This is a Constitutional question, and the President is sworn to protect and defend that document. Now, granted, the fight would simply move on to other issues of populace thought-control, but I would draw the first line in the sand on this one.

Religious Freedoms
I would provide that  any and all persons or organizations would be allowed to claim the religious equivalent of conscientious objector status to the mandated coverage requirements of the ACA. In fact, I would try for broader legislation that would grant this status for all persons in any economic activity. If a wedding photographer wants to limit their clientele, I believe that should be their choice. Let the nature of free market economics sort it out. If no one is willing to utilize their services, they won't be in business long. However, I don't think the government has any right to force a company to do business with someone when such a business transaction would violate their religious beliefs.
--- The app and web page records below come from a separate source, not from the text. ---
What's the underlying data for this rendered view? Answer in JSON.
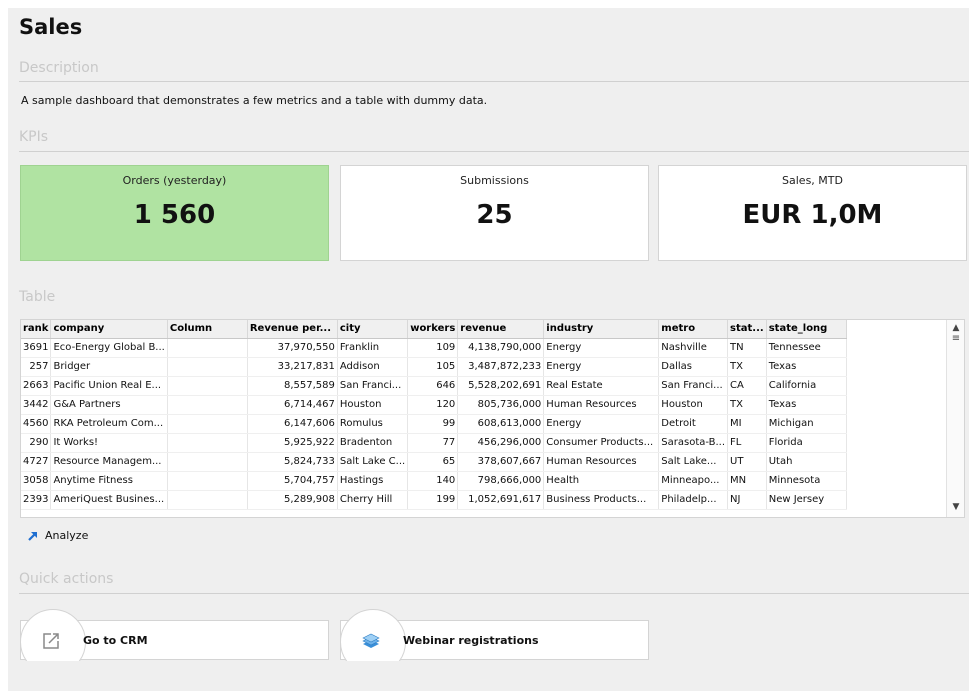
{
  "page": {
    "title": "Sales"
  },
  "sections": {
    "description": "Description",
    "kpis": "KPIs",
    "table": "Table",
    "quick_actions": "Quick actions"
  },
  "description_text": "A sample dashboard that demonstrates a few metrics and a table with dummy data.",
  "kpis": [
    {
      "label": "Orders (yesterday)",
      "value": "1 560",
      "color": "#b0e3a2"
    },
    {
      "label": "Submissions",
      "value": "25"
    },
    {
      "label": "Sales, MTD",
      "value": "EUR 1,0M"
    }
  ],
  "table": {
    "columns": [
      "rank",
      "company",
      "Column",
      "Revenue per...",
      "city",
      "workers",
      "revenue",
      "industry",
      "metro",
      "stat...",
      "state_long"
    ],
    "rows": [
      [
        "3691",
        "Eco-Energy Global B...",
        "",
        "37,970,550",
        "Franklin",
        "109",
        "4,138,790,000",
        "Energy",
        "Nashville",
        "TN",
        "Tennessee"
      ],
      [
        "257",
        "Bridger",
        "",
        "33,217,831",
        "Addison",
        "105",
        "3,487,872,233",
        "Energy",
        "Dallas",
        "TX",
        "Texas"
      ],
      [
        "2663",
        "Pacific Union Real E...",
        "",
        "8,557,589",
        "San Franci...",
        "646",
        "5,528,202,691",
        "Real Estate",
        "San Franci...",
        "CA",
        "California"
      ],
      [
        "3442",
        "G&A Partners",
        "",
        "6,714,467",
        "Houston",
        "120",
        "805,736,000",
        "Human Resources",
        "Houston",
        "TX",
        "Texas"
      ],
      [
        "4560",
        "RKA Petroleum Com...",
        "",
        "6,147,606",
        "Romulus",
        "99",
        "608,613,000",
        "Energy",
        "Detroit",
        "MI",
        "Michigan"
      ],
      [
        "290",
        "It Works!",
        "",
        "5,925,922",
        "Bradenton",
        "77",
        "456,296,000",
        "Consumer Products...",
        "Sarasota-B...",
        "FL",
        "Florida"
      ],
      [
        "4727",
        "Resource Managem...",
        "",
        "5,824,733",
        "Salt Lake C...",
        "65",
        "378,607,667",
        "Human Resources",
        "Salt Lake...",
        "UT",
        "Utah"
      ],
      [
        "3058",
        "Anytime Fitness",
        "",
        "5,704,757",
        "Hastings",
        "140",
        "798,666,000",
        "Health",
        "Minneapo...",
        "MN",
        "Minnesota"
      ],
      [
        "2393",
        "AmeriQuest Busines...",
        "",
        "5,289,908",
        "Cherry Hill",
        "199",
        "1,052,691,617",
        "Business Products...",
        "Philadelp...",
        "NJ",
        "New Jersey"
      ]
    ]
  },
  "analyze_label": "Analyze",
  "quick_actions": [
    {
      "label": "Go to CRM",
      "icon": "external-link-icon"
    },
    {
      "label": "Webinar registrations",
      "icon": "stack-icon"
    }
  ],
  "colors": {
    "accent": "#1f6fd1",
    "kpi_active": "#b0e3a2",
    "background": "#efefef"
  }
}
Government Spending
This would be omnibus legislation incorporating several proposals. These would include initiatives like a Balanced Budget Amendment, having the annual budget tied to GDP, and No Budget, No Pay for Congress. Something has to give, and I fear it's too late.

Yes, I'm cheating at my own game by not proposing a single initiative to push, but these are the three "biggies" on my list. They are most likely listed in order, too, but the first two could easily be flipped.

So, that's where I sit today. What say you?

The LORD bless you and keep you; the LORD make his face to shine upon you and be gracious to you; the LORD lift up his countenance upon you and give you peace.
Numbers 6:24-26 (ESV)

Sunday, January 6, 2013


This morning, I tweeted "If we spent as much time 'following', 'friending', 'liking', and 'pinning' #God as we do each other, what would our lives look like?".

I asked this question after I realized I'd spent over an hour catching up on social media and news feeds. I was reading (even more) post-game reactions from the Aggies victory over the Sooners in the Cotton Bowl, trying to think up my latest failed bon mot to put out on twitter, and seeing what the rest of my extended friends and families were up to. Finally, I said "well, I guess I could go read my morning devotional."

Why don't we spend as much time catching up on God and what He's doing as we do our earthly friends? I can name most of the big-impact players on the Aggies football roster, but I can't name all the books in the bible. I can rattle off weird acronyms like OSPF, BGP, EIDE, SCSI and SATA (and know what they mean!!!), yet I stumble around concepts like Christology, epistemology, and sanctification.

In Deuteronomy 11:18, God tells us that "[y]ou shall therefore lay up these words of mine in your heart and in your soul." Peter reminds us that we should always be prepared to give a defense.

Why is it then that too often studying God's word is an after-thought? As we step into this new year, let's make it a priority to put God first. Let's be more interested in what He's doing, in what victories He's winning, than some random collection of highly talented entertainers.

The LORD bless you and keep you; the LORD make his face to shine upon you and be gracious to you; the LORD lift up his countenance upon you and give you peace.
Numbers 6:24-26 (ESV)